“Why would you do something like that?” he asked incredulously.

“Because she CUSSED me, Daddy. How can I work for someone who would treat me like that? Even YOU’VE never cursed at me before…”

Less than impressed with honorable stance, my father said, quite sardonically:

“You should’ve waited until you got another job before you quit.”

Now, as a 23-year-old woman with no children, no car note and minimal bills, there was no reason for me not to have walked away from that toxic environment and say screw it all. What my dad was saying – without saying – is that I was a 23-year-old Ghanaian who had a family to help support back in Ghana and that they could not wait the requisite 3-6 months for a new job to pop. Doing so would stem the flow of that support. My personal suffering….and dignity, by extension…was of lesser consequence.

Three days later, I was loath to return to that job, but return I did.

“I knew she would come back,” my immediate line manager was reported to have said.

Whore.

Until Ghanaians get to the point where our dignity is worth more than a position frying rice or creating new customer accounts, there will always be a Jihad Thaabn, or an Obinim, or the myriad of powerful-yet-unnotable people at liberty to abuse their staff on a daily basis.
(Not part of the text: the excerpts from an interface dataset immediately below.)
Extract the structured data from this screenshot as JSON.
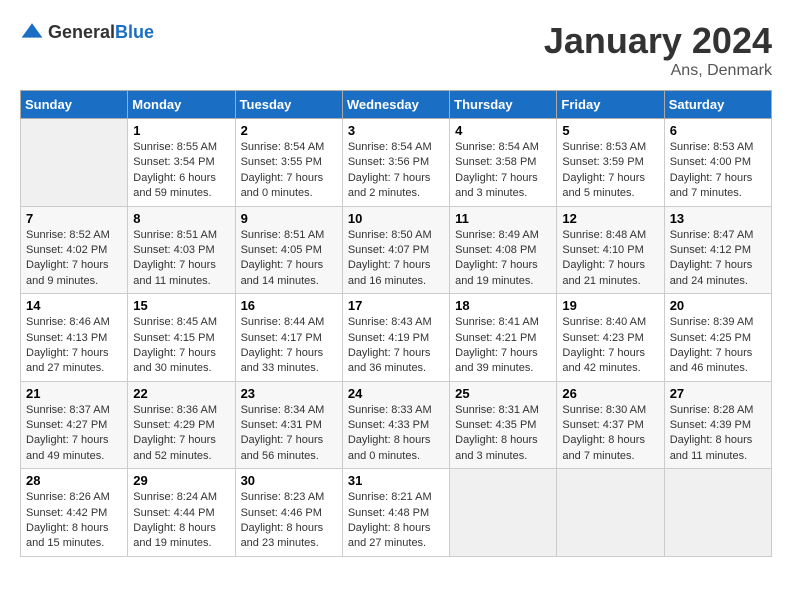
{
  "logo": {
    "text_general": "General",
    "text_blue": "Blue"
  },
  "title": "January 2024",
  "location": "Ans, Denmark",
  "weekdays": [
    "Sunday",
    "Monday",
    "Tuesday",
    "Wednesday",
    "Thursday",
    "Friday",
    "Saturday"
  ],
  "weeks": [
    [
      {
        "day": "",
        "sunrise": "",
        "sunset": "",
        "daylight": ""
      },
      {
        "day": "1",
        "sunrise": "Sunrise: 8:55 AM",
        "sunset": "Sunset: 3:54 PM",
        "daylight": "Daylight: 6 hours and 59 minutes."
      },
      {
        "day": "2",
        "sunrise": "Sunrise: 8:54 AM",
        "sunset": "Sunset: 3:55 PM",
        "daylight": "Daylight: 7 hours and 0 minutes."
      },
      {
        "day": "3",
        "sunrise": "Sunrise: 8:54 AM",
        "sunset": "Sunset: 3:56 PM",
        "daylight": "Daylight: 7 hours and 2 minutes."
      },
      {
        "day": "4",
        "sunrise": "Sunrise: 8:54 AM",
        "sunset": "Sunset: 3:58 PM",
        "daylight": "Daylight: 7 hours and 3 minutes."
      },
      {
        "day": "5",
        "sunrise": "Sunrise: 8:53 AM",
        "sunset": "Sunset: 3:59 PM",
        "daylight": "Daylight: 7 hours and 5 minutes."
      },
      {
        "day": "6",
        "sunrise": "Sunrise: 8:53 AM",
        "sunset": "Sunset: 4:00 PM",
        "daylight": "Daylight: 7 hours and 7 minutes."
      }
    ],
    [
      {
        "day": "7",
        "sunrise": "Sunrise: 8:52 AM",
        "sunset": "Sunset: 4:02 PM",
        "daylight": "Daylight: 7 hours and 9 minutes."
      },
      {
        "day": "8",
        "sunrise": "Sunrise: 8:51 AM",
        "sunset": "Sunset: 4:03 PM",
        "daylight": "Daylight: 7 hours and 11 minutes."
      },
      {
        "day": "9",
        "sunrise": "Sunrise: 8:51 AM",
        "sunset": "Sunset: 4:05 PM",
        "daylight": "Daylight: 7 hours and 14 minutes."
      },
      {
        "day": "10",
        "sunrise": "Sunrise: 8:50 AM",
        "sunset": "Sunset: 4:07 PM",
        "daylight": "Daylight: 7 hours and 16 minutes."
      },
      {
        "day": "11",
        "sunrise": "Sunrise: 8:49 AM",
        "sunset": "Sunset: 4:08 PM",
        "daylight": "Daylight: 7 hours and 19 minutes."
      },
      {
        "day": "12",
        "sunrise": "Sunrise: 8:48 AM",
        "sunset": "Sunset: 4:10 PM",
        "daylight": "Daylight: 7 hours and 21 minutes."
      },
      {
        "day": "13",
        "sunrise": "Sunrise: 8:47 AM",
        "sunset": "Sunset: 4:12 PM",
        "daylight": "Daylight: 7 hours and 24 minutes."
      }
    ],
    [
      {
        "day": "14",
        "sunrise": "Sunrise: 8:46 AM",
        "sunset": "Sunset: 4:13 PM",
        "daylight": "Daylight: 7 hours and 27 minutes."
      },
      {
        "day": "15",
        "sunrise": "Sunrise: 8:45 AM",
        "sunset": "Sunset: 4:15 PM",
        "daylight": "Daylight: 7 hours and 30 minutes."
      },
      {
        "day": "16",
        "sunrise": "Sunrise: 8:44 AM",
        "sunset": "Sunset: 4:17 PM",
        "daylight": "Daylight: 7 hours and 33 minutes."
      },
      {
        "day": "17",
        "sunrise": "Sunrise: 8:43 AM",
        "sunset": "Sunset: 4:19 PM",
        "daylight": "Daylight: 7 hours and 36 minutes."
      },
      {
        "day": "18",
        "sunrise": "Sunrise: 8:41 AM",
        "sunset": "Sunset: 4:21 PM",
        "daylight": "Daylight: 7 hours and 39 minutes."
      },
      {
        "day": "19",
        "sunrise": "Sunrise: 8:40 AM",
        "sunset": "Sunset: 4:23 PM",
        "daylight": "Daylight: 7 hours and 42 minutes."
      },
      {
        "day": "20",
        "sunrise": "Sunrise: 8:39 AM",
        "sunset": "Sunset: 4:25 PM",
        "daylight": "Daylight: 7 hours and 46 minutes."
      }
    ],
    [
      {
        "day": "21",
        "sunrise": "Sunrise: 8:37 AM",
        "sunset": "Sunset: 4:27 PM",
        "daylight": "Daylight: 7 hours and 49 minutes."
      },
      {
        "day": "22",
        "sunrise": "Sunrise: 8:36 AM",
        "sunset": "Sunset: 4:29 PM",
        "daylight": "Daylight: 7 hours and 52 minutes."
      },
      {
        "day": "23",
        "sunrise": "Sunrise: 8:34 AM",
        "sunset": "Sunset: 4:31 PM",
        "daylight": "Daylight: 7 hours and 56 minutes."
      },
      {
        "day": "24",
        "sunrise": "Sunrise: 8:33 AM",
        "sunset": "Sunset: 4:33 PM",
        "daylight": "Daylight: 8 hours and 0 minutes."
      },
      {
        "day": "25",
        "sunrise": "Sunrise: 8:31 AM",
        "sunset": "Sunset: 4:35 PM",
        "daylight": "Daylight: 8 hours and 3 minutes."
      },
      {
        "day": "26",
        "sunrise": "Sunrise: 8:30 AM",
        "sunset": "Sunset: 4:37 PM",
        "daylight": "Daylight: 8 hours and 7 minutes."
      },
      {
        "day": "27",
        "sunrise": "Sunrise: 8:28 AM",
        "sunset": "Sunset: 4:39 PM",
        "daylight": "Daylight: 8 hours and 11 minutes."
      }
    ],
    [
      {
        "day": "28",
        "sunrise": "Sunrise: 8:26 AM",
        "sunset": "Sunset: 4:42 PM",
        "daylight": "Daylight: 8 hours and 15 minutes."
      },
      {
        "day": "29",
        "sunrise": "Sunrise: 8:24 AM",
        "sunset": "Sunset: 4:44 PM",
        "daylight": "Daylight: 8 hours and 19 minutes."
      },
      {
        "day": "30",
        "sunrise": "Sunrise: 8:23 AM",
        "sunset": "Sunset: 4:46 PM",
        "daylight": "Daylight: 8 hours and 23 minutes."
      },
      {
        "day": "31",
        "sunrise": "Sunrise: 8:21 AM",
        "sunset": "Sunset: 4:48 PM",
        "daylight": "Daylight: 8 hours and 27 minutes."
      },
      {
        "day": "",
        "sunrise": "",
        "sunset": "",
        "daylight": ""
      },
      {
        "day": "",
        "sunrise": "",
        "sunset": "",
        "daylight": ""
      },
      {
        "day": "",
        "sunrise": "",
        "sunset": "",
        "daylight": ""
      }
    ]
  ]
}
The Marwako assault exposes yet again how privation robs a people of more than the things that readily come to mind when we think of the working poor and middle classes; like access to social services and utilities. It also has the capacity to rob one of the ability to express compassion.
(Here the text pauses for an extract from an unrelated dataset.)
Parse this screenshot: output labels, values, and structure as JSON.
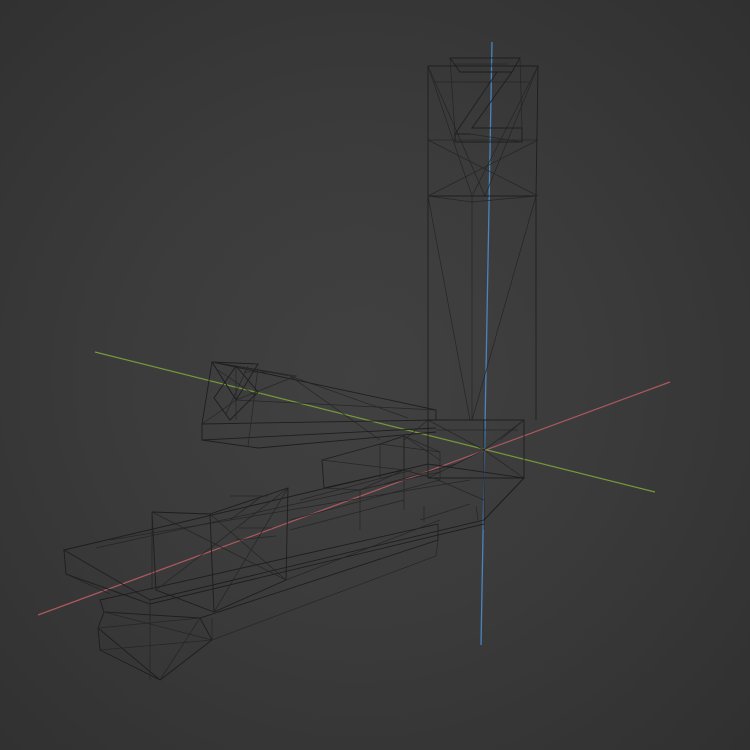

Isn’t it scary to think that one day, someone will be too frightened to save you when you’re face is being ground into the proverbial pepper?

  • Bishopossai@yahoo.com

    A Ghanaian lady was beheaded in Saudi Arabia, because the little boy she was a Nnanny to fell down. The police helped to hold her down for beheading as she wailed until her head was cut off I expect you Ghanaians to investigate the veracity of this story. If it’s, too. Let’s join hands to confront these Arabs. I am barely tolerating both Arabs and Moslems right now Oscar Ossai

    • Hi Oscar:
      I don’t think we should single out Arabs and Muslims for our ire and retribution. Rather, we should focus in creating a more tolerant society where rule of law actually works.
      We can’t pretend we Ghanaians haven’t done the same or worse to fellow Ghanaians. To refuse to acknowledge that makes us as hypocritical as the Trump administration going after illegal immigrants but doing nothing to address lethal white men who are responsible for far more and far greater atrocities than recycling a social security number in order to gain employment. Ignoring this phenomenon gives certain people a pass they don’t deserve.

      As to the beheading, I’d not heard of it. I hope it’s not true – and if it is, I hope our foreign dignitaries will launch a full investigation. That’s what they’re there for!

  • Sel

    Happy to see a new post finally! You’ve been gone for a minute. What brain tumor?!

    There’s a petition going to cause Marwako to face the music here: https://www.change.org/p/government-of-ghana-stop-the-inhumane-treatment-of-ghanaians-by-foreigners?source_location=minibar

    Have you got any words about the latest in perennial Xenophobic flare ups in your part of the world. I can’t understand this black ZA malady aside to think of it as some bizarre form of acute, misdirected self-hatred brought on from after effects of Apartheid. I mean…how?

    Anyways, welcome back! More please…

    • Yeah….I’ve been AWOL for a while. 🙁
      I’ve missed a lot of international news because I’m in VA at the moment. It’s all Trump, Trump’s tweets and movie reviews on the news. I totally missed news of the latest xenophobic attacks in SA. Oh my people!

  • Irene

    Are you okay, Malaka? What’s this about a brain tumour? May the Lord keep you.
    My sister walked away from her job before informing us, her family. I know if she had told me before I would have told her to wait. You’re making me look at this in a different light now.

    • I’m okay now! I’ll give details in a few days. I learned a lot that I want to share.
      And good for your sister. She escaped a toxic environment.